■ Task: Go through the data line by line. Copy each one holding the string "JSON".

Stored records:

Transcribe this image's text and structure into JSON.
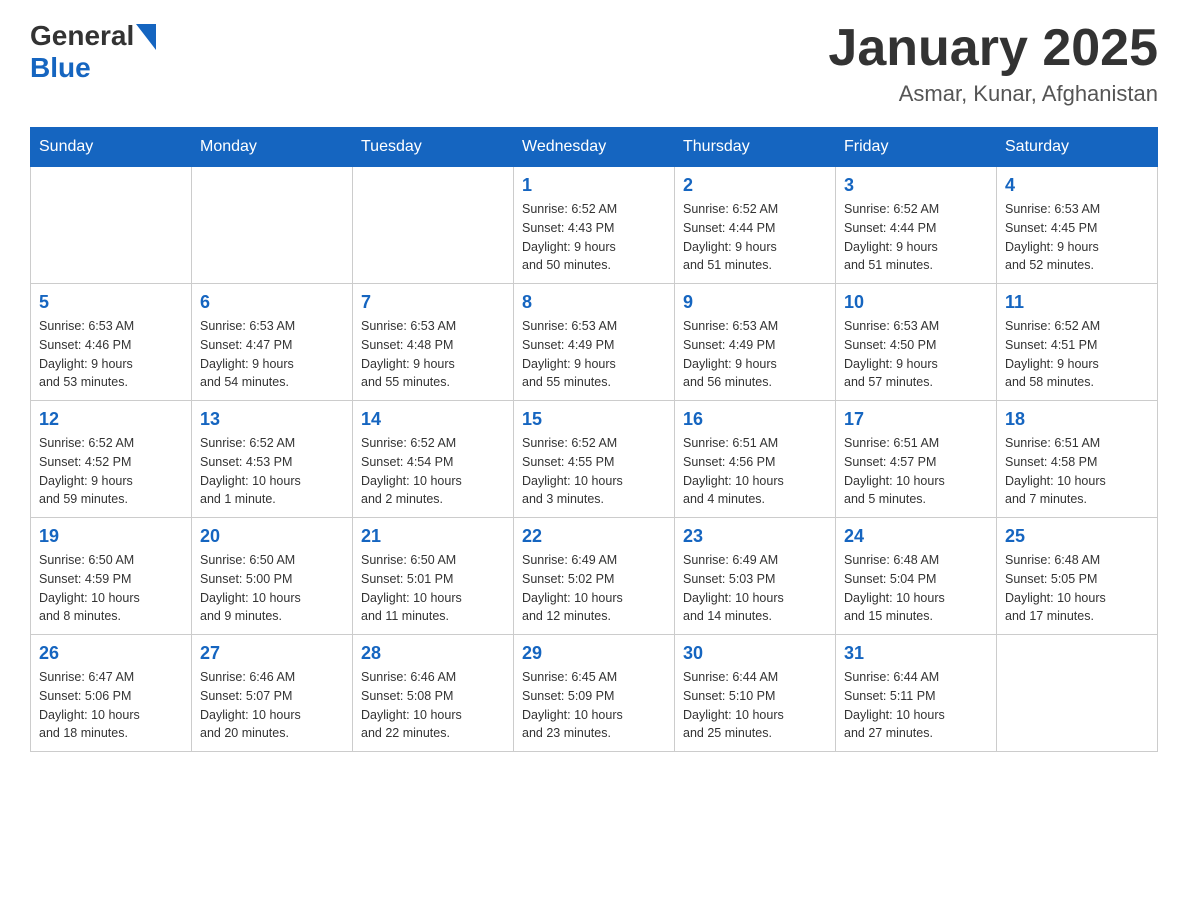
{
  "header": {
    "logo_general": "General",
    "logo_blue": "Blue",
    "month_title": "January 2025",
    "location": "Asmar, Kunar, Afghanistan"
  },
  "weekdays": [
    "Sunday",
    "Monday",
    "Tuesday",
    "Wednesday",
    "Thursday",
    "Friday",
    "Saturday"
  ],
  "weeks": [
    [
      {
        "day": "",
        "info": ""
      },
      {
        "day": "",
        "info": ""
      },
      {
        "day": "",
        "info": ""
      },
      {
        "day": "1",
        "info": "Sunrise: 6:52 AM\nSunset: 4:43 PM\nDaylight: 9 hours\nand 50 minutes."
      },
      {
        "day": "2",
        "info": "Sunrise: 6:52 AM\nSunset: 4:44 PM\nDaylight: 9 hours\nand 51 minutes."
      },
      {
        "day": "3",
        "info": "Sunrise: 6:52 AM\nSunset: 4:44 PM\nDaylight: 9 hours\nand 51 minutes."
      },
      {
        "day": "4",
        "info": "Sunrise: 6:53 AM\nSunset: 4:45 PM\nDaylight: 9 hours\nand 52 minutes."
      }
    ],
    [
      {
        "day": "5",
        "info": "Sunrise: 6:53 AM\nSunset: 4:46 PM\nDaylight: 9 hours\nand 53 minutes."
      },
      {
        "day": "6",
        "info": "Sunrise: 6:53 AM\nSunset: 4:47 PM\nDaylight: 9 hours\nand 54 minutes."
      },
      {
        "day": "7",
        "info": "Sunrise: 6:53 AM\nSunset: 4:48 PM\nDaylight: 9 hours\nand 55 minutes."
      },
      {
        "day": "8",
        "info": "Sunrise: 6:53 AM\nSunset: 4:49 PM\nDaylight: 9 hours\nand 55 minutes."
      },
      {
        "day": "9",
        "info": "Sunrise: 6:53 AM\nSunset: 4:49 PM\nDaylight: 9 hours\nand 56 minutes."
      },
      {
        "day": "10",
        "info": "Sunrise: 6:53 AM\nSunset: 4:50 PM\nDaylight: 9 hours\nand 57 minutes."
      },
      {
        "day": "11",
        "info": "Sunrise: 6:52 AM\nSunset: 4:51 PM\nDaylight: 9 hours\nand 58 minutes."
      }
    ],
    [
      {
        "day": "12",
        "info": "Sunrise: 6:52 AM\nSunset: 4:52 PM\nDaylight: 9 hours\nand 59 minutes."
      },
      {
        "day": "13",
        "info": "Sunrise: 6:52 AM\nSunset: 4:53 PM\nDaylight: 10 hours\nand 1 minute."
      },
      {
        "day": "14",
        "info": "Sunrise: 6:52 AM\nSunset: 4:54 PM\nDaylight: 10 hours\nand 2 minutes."
      },
      {
        "day": "15",
        "info": "Sunrise: 6:52 AM\nSunset: 4:55 PM\nDaylight: 10 hours\nand 3 minutes."
      },
      {
        "day": "16",
        "info": "Sunrise: 6:51 AM\nSunset: 4:56 PM\nDaylight: 10 hours\nand 4 minutes."
      },
      {
        "day": "17",
        "info": "Sunrise: 6:51 AM\nSunset: 4:57 PM\nDaylight: 10 hours\nand 5 minutes."
      },
      {
        "day": "18",
        "info": "Sunrise: 6:51 AM\nSunset: 4:58 PM\nDaylight: 10 hours\nand 7 minutes."
      }
    ],
    [
      {
        "day": "19",
        "info": "Sunrise: 6:50 AM\nSunset: 4:59 PM\nDaylight: 10 hours\nand 8 minutes."
      },
      {
        "day": "20",
        "info": "Sunrise: 6:50 AM\nSunset: 5:00 PM\nDaylight: 10 hours\nand 9 minutes."
      },
      {
        "day": "21",
        "info": "Sunrise: 6:50 AM\nSunset: 5:01 PM\nDaylight: 10 hours\nand 11 minutes."
      },
      {
        "day": "22",
        "info": "Sunrise: 6:49 AM\nSunset: 5:02 PM\nDaylight: 10 hours\nand 12 minutes."
      },
      {
        "day": "23",
        "info": "Sunrise: 6:49 AM\nSunset: 5:03 PM\nDaylight: 10 hours\nand 14 minutes."
      },
      {
        "day": "24",
        "info": "Sunrise: 6:48 AM\nSunset: 5:04 PM\nDaylight: 10 hours\nand 15 minutes."
      },
      {
        "day": "25",
        "info": "Sunrise: 6:48 AM\nSunset: 5:05 PM\nDaylight: 10 hours\nand 17 minutes."
      }
    ],
    [
      {
        "day": "26",
        "info": "Sunrise: 6:47 AM\nSunset: 5:06 PM\nDaylight: 10 hours\nand 18 minutes."
      },
      {
        "day": "27",
        "info": "Sunrise: 6:46 AM\nSunset: 5:07 PM\nDaylight: 10 hours\nand 20 minutes."
      },
      {
        "day": "28",
        "info": "Sunrise: 6:46 AM\nSunset: 5:08 PM\nDaylight: 10 hours\nand 22 minutes."
      },
      {
        "day": "29",
        "info": "Sunrise: 6:45 AM\nSunset: 5:09 PM\nDaylight: 10 hours\nand 23 minutes."
      },
      {
        "day": "30",
        "info": "Sunrise: 6:44 AM\nSunset: 5:10 PM\nDaylight: 10 hours\nand 25 minutes."
      },
      {
        "day": "31",
        "info": "Sunrise: 6:44 AM\nSunset: 5:11 PM\nDaylight: 10 hours\nand 27 minutes."
      },
      {
        "day": "",
        "info": ""
      }
    ]
  ]
}
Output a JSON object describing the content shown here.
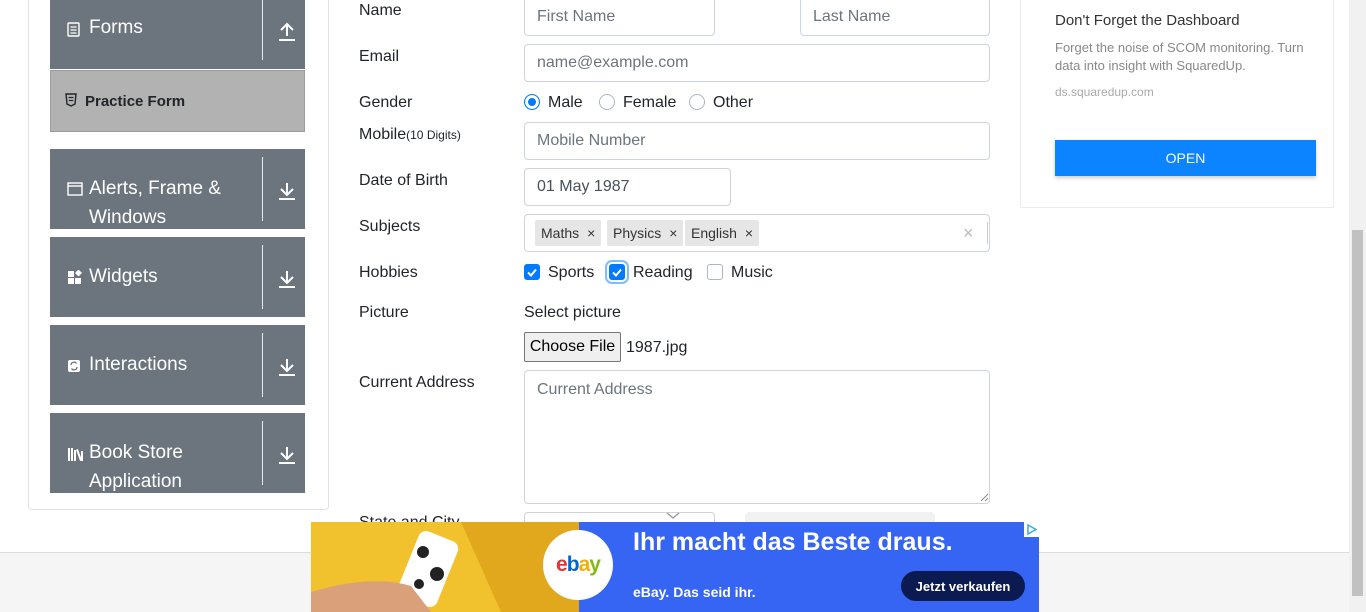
{
  "sidebar": {
    "groups": [
      {
        "label": "Forms",
        "icon": "document-icon",
        "arrow": "upload-icon"
      },
      {
        "label_line1": "Alerts, Frame &",
        "label_line2": "Windows",
        "icon": "window-icon",
        "arrow": "download-icon"
      },
      {
        "label": "Widgets",
        "icon": "widgets-icon",
        "arrow": "download-icon"
      },
      {
        "label": "Interactions",
        "icon": "interactions-icon",
        "arrow": "download-icon"
      },
      {
        "label_line1": "Book Store",
        "label_line2": "Application",
        "icon": "books-icon",
        "arrow": "download-icon"
      }
    ],
    "active_item": {
      "label": "Practice Form",
      "icon": "html5-icon"
    },
    "group_color": "#6c757d",
    "active_color": "#b2b2b2"
  },
  "form": {
    "name_label": "Name",
    "first_name_placeholder": "First Name",
    "last_name_placeholder": "Last Name",
    "email_label": "Email",
    "email_placeholder": "name@example.com",
    "gender_label": "Gender",
    "gender_options": [
      "Male",
      "Female",
      "Other"
    ],
    "gender_selected": "Male",
    "mobile_label": "Mobile",
    "mobile_hint": "(10 Digits)",
    "mobile_placeholder": "Mobile Number",
    "dob_label": "Date of Birth",
    "dob_value": "01 May 1987",
    "subjects_label": "Subjects",
    "subjects": [
      "Maths",
      "Physics",
      "English"
    ],
    "hobbies_label": "Hobbies",
    "hobbies": [
      {
        "label": "Sports",
        "checked": true
      },
      {
        "label": "Reading",
        "checked": true
      },
      {
        "label": "Music",
        "checked": false
      }
    ],
    "picture_label": "Picture",
    "select_picture_text": "Select picture",
    "choose_file_label": "Choose File",
    "file_name": "1987.jpg",
    "address_label": "Current Address",
    "address_placeholder": "Current Address",
    "state_city_label": "State and City"
  },
  "ad_card": {
    "title": "Don't Forget the Dashboard",
    "description": "Forget the noise of SCOM monitoring. Turn data into insight with SquaredUp.",
    "url": "ds.squaredup.com",
    "button": "OPEN",
    "button_color": "#0d84ff"
  },
  "banner": {
    "logo": "ebay",
    "headline": "Ihr macht das Beste draus.",
    "subline": "eBay. Das seid ihr.",
    "cta": "Jetzt verkaufen",
    "background": "#3665f3"
  },
  "colors": {
    "accent": "#007bff"
  }
}
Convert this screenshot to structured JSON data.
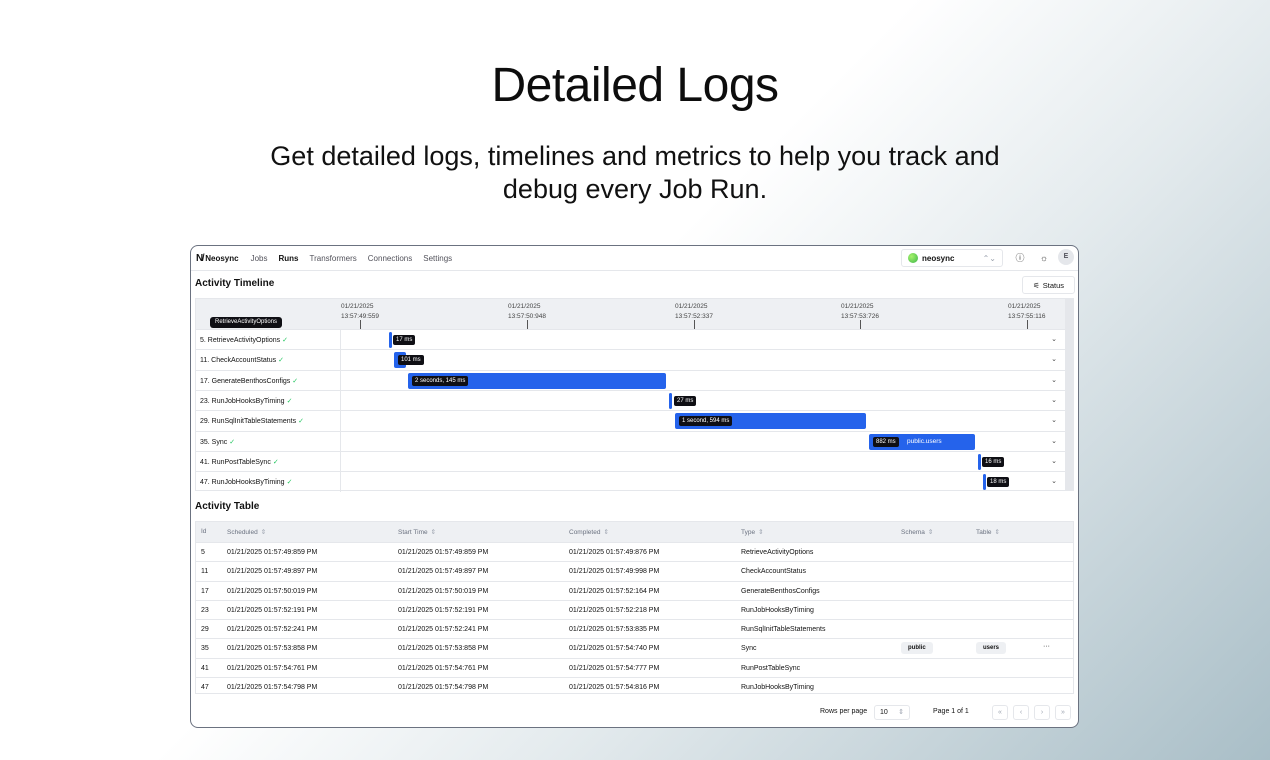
{
  "hero": {
    "title": "Detailed Logs",
    "subtitle": "Get detailed logs, timelines and metrics to help you track and debug every Job Run."
  },
  "nav": {
    "brand": "Neosync",
    "links": [
      "Jobs",
      "Runs",
      "Transformers",
      "Connections",
      "Settings"
    ],
    "active": "Runs",
    "org": "neosync",
    "avatar": "E"
  },
  "timeline": {
    "title": "Activity Timeline",
    "status_button": "Status",
    "tooltip": "RetrieveActivityOptions",
    "ticks": [
      {
        "date": "01/21/2025",
        "time": "13:57:49:559"
      },
      {
        "date": "01/21/2025",
        "time": "13:57:50:948"
      },
      {
        "date": "01/21/2025",
        "time": "13:57:52:337"
      },
      {
        "date": "01/21/2025",
        "time": "13:57:53:726"
      },
      {
        "date": "01/21/2025",
        "time": "13:57:55:116"
      }
    ],
    "rows": [
      {
        "label": "5.  RetrieveActivityOptions",
        "duration": "17 ms"
      },
      {
        "label": "11.  CheckAccountStatus",
        "duration": "101 ms"
      },
      {
        "label": "17.  GenerateBenthosConfigs",
        "duration": "2 seconds, 145 ms"
      },
      {
        "label": "23.  RunJobHooksByTiming",
        "duration": "27 ms"
      },
      {
        "label": "29.  RunSqlInitTableStatements",
        "duration": "1 second, 594 ms"
      },
      {
        "label": "35.  Sync",
        "duration": "882 ms",
        "tag": "public.users"
      },
      {
        "label": "41.  RunPostTableSync",
        "duration": "16 ms"
      },
      {
        "label": "47.  RunJobHooksByTiming",
        "duration": "18 ms"
      }
    ]
  },
  "table": {
    "title": "Activity Table",
    "headers": [
      "Id",
      "Scheduled",
      "Start Time",
      "Completed",
      "Type",
      "Schema",
      "Table"
    ],
    "rows": [
      {
        "id": "5",
        "scheduled": "01/21/2025 01:57:49:859 PM",
        "start": "01/21/2025 01:57:49:859 PM",
        "completed": "01/21/2025 01:57:49:876 PM",
        "type": "RetrieveActivityOptions",
        "schema": "",
        "table": ""
      },
      {
        "id": "11",
        "scheduled": "01/21/2025 01:57:49:897 PM",
        "start": "01/21/2025 01:57:49:897 PM",
        "completed": "01/21/2025 01:57:49:998 PM",
        "type": "CheckAccountStatus",
        "schema": "",
        "table": ""
      },
      {
        "id": "17",
        "scheduled": "01/21/2025 01:57:50:019 PM",
        "start": "01/21/2025 01:57:50:019 PM",
        "completed": "01/21/2025 01:57:52:164 PM",
        "type": "GenerateBenthosConfigs",
        "schema": "",
        "table": ""
      },
      {
        "id": "23",
        "scheduled": "01/21/2025 01:57:52:191 PM",
        "start": "01/21/2025 01:57:52:191 PM",
        "completed": "01/21/2025 01:57:52:218 PM",
        "type": "RunJobHooksByTiming",
        "schema": "",
        "table": ""
      },
      {
        "id": "29",
        "scheduled": "01/21/2025 01:57:52:241 PM",
        "start": "01/21/2025 01:57:52:241 PM",
        "completed": "01/21/2025 01:57:53:835 PM",
        "type": "RunSqlInitTableStatements",
        "schema": "",
        "table": ""
      },
      {
        "id": "35",
        "scheduled": "01/21/2025 01:57:53:858 PM",
        "start": "01/21/2025 01:57:53:858 PM",
        "completed": "01/21/2025 01:57:54:740 PM",
        "type": "Sync",
        "schema": "public",
        "table": "users",
        "more": "···"
      },
      {
        "id": "41",
        "scheduled": "01/21/2025 01:57:54:761 PM",
        "start": "01/21/2025 01:57:54:761 PM",
        "completed": "01/21/2025 01:57:54:777 PM",
        "type": "RunPostTableSync",
        "schema": "",
        "table": ""
      },
      {
        "id": "47",
        "scheduled": "01/21/2025 01:57:54:798 PM",
        "start": "01/21/2025 01:57:54:798 PM",
        "completed": "01/21/2025 01:57:54:816 PM",
        "type": "RunJobHooksByTiming",
        "schema": "",
        "table": ""
      }
    ],
    "pagination": {
      "rows_per_page_label": "Rows per page",
      "rows_per_page": "10",
      "page_info": "Page 1 of 1"
    }
  }
}
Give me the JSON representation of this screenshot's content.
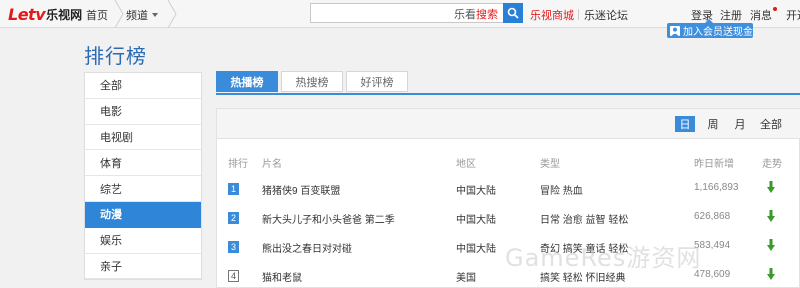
{
  "header": {
    "logo_latin": "Letv",
    "logo_cn": "乐视网",
    "home": "首页",
    "channel": "频道",
    "search": {
      "value": "",
      "hint_prefix": "乐看",
      "hint_brand": "搜索"
    },
    "mall": "乐视商城",
    "forum": "乐迷论坛",
    "login": "登录",
    "register": "注册",
    "messages": "消息",
    "open": "开通",
    "promo": "加入会员送现金"
  },
  "page_title": "排行榜",
  "sidebar": {
    "items": [
      {
        "label": "全部",
        "active": false
      },
      {
        "label": "电影",
        "active": false
      },
      {
        "label": "电视剧",
        "active": false
      },
      {
        "label": "体育",
        "active": false
      },
      {
        "label": "综艺",
        "active": false
      },
      {
        "label": "动漫",
        "active": true
      },
      {
        "label": "娱乐",
        "active": false
      },
      {
        "label": "亲子",
        "active": false
      }
    ]
  },
  "tabs": [
    {
      "label": "热播榜",
      "active": true
    },
    {
      "label": "热搜榜",
      "active": false
    },
    {
      "label": "好评榜",
      "active": false
    }
  ],
  "periods": [
    {
      "label": "日",
      "active": true
    },
    {
      "label": "周",
      "active": false
    },
    {
      "label": "月",
      "active": false
    },
    {
      "label": "全部",
      "active": false
    }
  ],
  "table": {
    "headers": {
      "rank": "排行",
      "title": "片名",
      "region": "地区",
      "genre": "类型",
      "daily": "昨日新增",
      "trend": "走势"
    },
    "rows": [
      {
        "rank": "1",
        "title": "猪猪侠9 百变联盟",
        "region": "中国大陆",
        "genre": "冒险  热血",
        "daily": "1,166,893",
        "trend": "down"
      },
      {
        "rank": "2",
        "title": "新大头儿子和小头爸爸 第二季",
        "region": "中国大陆",
        "genre": "日常  治愈  益智  轻松",
        "daily": "626,868",
        "trend": "down"
      },
      {
        "rank": "3",
        "title": "熊出没之春日对对碰",
        "region": "中国大陆",
        "genre": "奇幻  搞笑  童话  轻松",
        "daily": "583,494",
        "trend": "down"
      },
      {
        "rank": "4",
        "title": "猫和老鼠",
        "region": "美国",
        "genre": "搞笑  轻松  怀旧经典",
        "daily": "478,609",
        "trend": "down"
      }
    ]
  },
  "watermark": "GameRes游资网",
  "colors": {
    "brand_red": "#e31a1a",
    "accent_blue": "#3a8bd9",
    "trend_green": "#3a9a2a"
  }
}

■ Response to this exercise:
Transcribe this image's text and structure into JSON.
Output a JSON object describing the content shown here.
Convert this screenshot to structured JSON data.
Give me the JSON representation of this screenshot's content.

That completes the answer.